This ecozone is very sparsely populated, with only a few hundred inhabitants who rely on subsistence living and the tourism industry.[1] Most of the area's population consists of members of the Vuntut Gwitchin First Nation in the community of Old Crow, located on the Porcupine River.[2]

The area includes three national parks within its boundaries - Ivvavik National Park, Vuntut National Park, and Nahanni National Park Reserve, one of twelve sites in the first group of World Heritage Sites granted by UNESCO.[3][4][5] It also contains Old Crow Flats, an internationally important wetland that overlaps Vuntut National Park.


To the south is the Boreal Cordillera, to the east are the Taiga Plains, and its northern extent is defined by Yukon's coastline, at which it abuts the Arctic Archipelago Marine ecozone.

The northernmost area is an arctic tundra which is beyond the tree line, so is characterised by small plants and shrubs.[1][6] These transition to alpine tundra and lowland taiga in a southeastern arc across the zone. To the northwest are rolling hills, throughout which are found broad wetlands reaching the coast of the Beaufort Sea. The interior, comprising the Selwyn Mountains and Mackenzie Mountains, is primarily steep, mountainous terrain with sharp, narrow valleys.[1]


With mountains blocking the passage of moisture-laden air masses into the region, typical annual precipitation averages 250 to 300 mm throughout the ecozone,[7] resulting in a dry climate.[3] Winters are long, dark and extremely cold, with mean January temperatures between -25 and -30 °C.[7] Summers are short and cool, with mean July temperatures between 12 and 15 °C.[3] Snow cover lasts a minimum of six months a year, and may persist up to eight months.[7]

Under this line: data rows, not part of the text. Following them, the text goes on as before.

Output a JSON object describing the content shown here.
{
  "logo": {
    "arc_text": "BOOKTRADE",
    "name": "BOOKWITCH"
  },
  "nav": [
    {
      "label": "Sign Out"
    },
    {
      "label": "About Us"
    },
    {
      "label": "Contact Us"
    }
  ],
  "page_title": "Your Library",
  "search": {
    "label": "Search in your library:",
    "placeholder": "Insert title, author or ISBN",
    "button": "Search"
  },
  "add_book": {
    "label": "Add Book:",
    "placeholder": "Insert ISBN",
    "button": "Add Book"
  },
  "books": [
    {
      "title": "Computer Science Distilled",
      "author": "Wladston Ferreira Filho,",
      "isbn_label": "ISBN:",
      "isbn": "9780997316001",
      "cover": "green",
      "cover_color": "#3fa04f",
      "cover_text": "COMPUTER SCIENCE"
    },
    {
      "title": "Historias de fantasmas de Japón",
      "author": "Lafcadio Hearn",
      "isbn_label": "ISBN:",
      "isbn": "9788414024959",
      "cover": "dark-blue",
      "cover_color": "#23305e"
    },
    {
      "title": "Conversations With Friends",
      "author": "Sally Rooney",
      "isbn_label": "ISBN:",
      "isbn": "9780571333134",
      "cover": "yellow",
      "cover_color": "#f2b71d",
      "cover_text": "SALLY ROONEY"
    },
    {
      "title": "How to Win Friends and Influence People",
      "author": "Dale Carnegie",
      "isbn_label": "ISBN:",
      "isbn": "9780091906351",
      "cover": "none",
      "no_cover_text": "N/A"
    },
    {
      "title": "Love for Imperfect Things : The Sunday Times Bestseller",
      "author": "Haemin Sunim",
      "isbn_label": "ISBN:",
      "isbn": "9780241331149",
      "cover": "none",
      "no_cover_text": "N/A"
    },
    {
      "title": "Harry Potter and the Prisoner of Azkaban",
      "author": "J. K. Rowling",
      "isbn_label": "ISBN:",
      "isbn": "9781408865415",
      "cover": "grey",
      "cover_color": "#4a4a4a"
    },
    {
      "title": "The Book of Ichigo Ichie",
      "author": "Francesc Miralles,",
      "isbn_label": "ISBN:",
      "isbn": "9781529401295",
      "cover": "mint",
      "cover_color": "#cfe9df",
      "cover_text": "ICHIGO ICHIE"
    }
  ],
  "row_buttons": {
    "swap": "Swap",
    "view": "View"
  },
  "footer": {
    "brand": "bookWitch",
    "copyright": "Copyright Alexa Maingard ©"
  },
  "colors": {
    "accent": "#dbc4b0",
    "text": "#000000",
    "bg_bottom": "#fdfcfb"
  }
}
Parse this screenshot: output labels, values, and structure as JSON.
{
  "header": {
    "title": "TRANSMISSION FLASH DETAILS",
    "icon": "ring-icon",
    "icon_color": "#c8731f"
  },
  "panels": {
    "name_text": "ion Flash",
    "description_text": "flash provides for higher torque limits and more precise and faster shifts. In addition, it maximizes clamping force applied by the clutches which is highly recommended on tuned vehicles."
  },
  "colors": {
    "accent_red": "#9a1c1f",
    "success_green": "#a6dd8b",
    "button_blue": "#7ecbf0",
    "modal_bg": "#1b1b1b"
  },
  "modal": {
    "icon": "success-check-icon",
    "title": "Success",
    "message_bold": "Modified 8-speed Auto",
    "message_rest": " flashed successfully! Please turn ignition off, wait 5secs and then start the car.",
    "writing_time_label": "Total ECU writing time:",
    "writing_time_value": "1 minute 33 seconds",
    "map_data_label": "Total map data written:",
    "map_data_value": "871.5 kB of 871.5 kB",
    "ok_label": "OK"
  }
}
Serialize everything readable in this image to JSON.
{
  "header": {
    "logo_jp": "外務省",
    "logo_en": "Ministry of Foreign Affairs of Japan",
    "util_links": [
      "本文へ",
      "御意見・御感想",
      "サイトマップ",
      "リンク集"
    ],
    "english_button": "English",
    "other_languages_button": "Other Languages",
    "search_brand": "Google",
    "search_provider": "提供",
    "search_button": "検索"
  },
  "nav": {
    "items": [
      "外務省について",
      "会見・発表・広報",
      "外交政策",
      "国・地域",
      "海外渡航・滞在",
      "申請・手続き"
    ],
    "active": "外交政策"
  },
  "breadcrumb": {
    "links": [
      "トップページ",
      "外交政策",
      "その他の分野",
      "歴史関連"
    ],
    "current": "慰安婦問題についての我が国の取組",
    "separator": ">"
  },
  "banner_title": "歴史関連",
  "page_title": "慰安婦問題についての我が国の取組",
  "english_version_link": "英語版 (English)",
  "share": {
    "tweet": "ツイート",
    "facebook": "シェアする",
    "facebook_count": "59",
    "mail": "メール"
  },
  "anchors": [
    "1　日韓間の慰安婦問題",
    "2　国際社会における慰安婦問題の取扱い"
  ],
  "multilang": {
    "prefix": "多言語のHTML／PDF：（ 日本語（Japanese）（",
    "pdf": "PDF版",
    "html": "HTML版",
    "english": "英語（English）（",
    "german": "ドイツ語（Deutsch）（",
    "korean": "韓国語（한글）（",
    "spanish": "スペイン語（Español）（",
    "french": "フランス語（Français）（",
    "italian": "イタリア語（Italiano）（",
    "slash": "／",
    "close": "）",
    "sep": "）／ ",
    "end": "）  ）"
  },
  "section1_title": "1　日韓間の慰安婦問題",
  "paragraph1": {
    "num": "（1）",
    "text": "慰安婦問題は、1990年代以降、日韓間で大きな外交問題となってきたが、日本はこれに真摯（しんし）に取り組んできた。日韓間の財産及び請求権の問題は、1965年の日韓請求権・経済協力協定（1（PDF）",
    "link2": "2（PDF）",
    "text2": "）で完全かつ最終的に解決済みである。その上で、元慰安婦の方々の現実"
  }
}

  1. ^ a b c Bernhardt, Torsten. "Taiga Cordillera". Canada's Ecozones, Canadian Biodiversity project. McGill University, Redpath Museum. Retrieved 2008-02-06. 
  2. ^ "Human Activities in the Taiga Cordillera Ecozone". Taiga Cordillera Ecozone. Environment Canada. 1978-10-09. Archived from the original on June 29, 2004. Retrieved 2008-02-06. 
  3. ^ a b c "Taiga Cordillera Ecozone". Parks Canada. Retrieved 2008-02-06. 
  4. ^ "Nahanni National Park Reserve of Canada". Parks Canada. Retrieved 2008-02-06. 
  5. ^ "INTERGOVERNMENTAL COMMITTEE FOR THE PROTECTION OF THE WORLD CULTURAL AND NATURAL HERITAGE, Second Session, Final Report". United Nations Educational, Scientific and Cultural Organization. Retrieved 2008-02-06. 
  6. ^ "Overview". Taiga Cordillera Ecozone. Environment Canada. Archived from the original on June 22, 2004. Retrieved 2008-02-06. 
  7. ^ a b c "Landforms and Climate of the Taiga Cordillera Ecozone". Taiga Cordillera Ecozone. Environment Canada. Archived from the original on 28 June 2004. Retrieved 2008-02-06.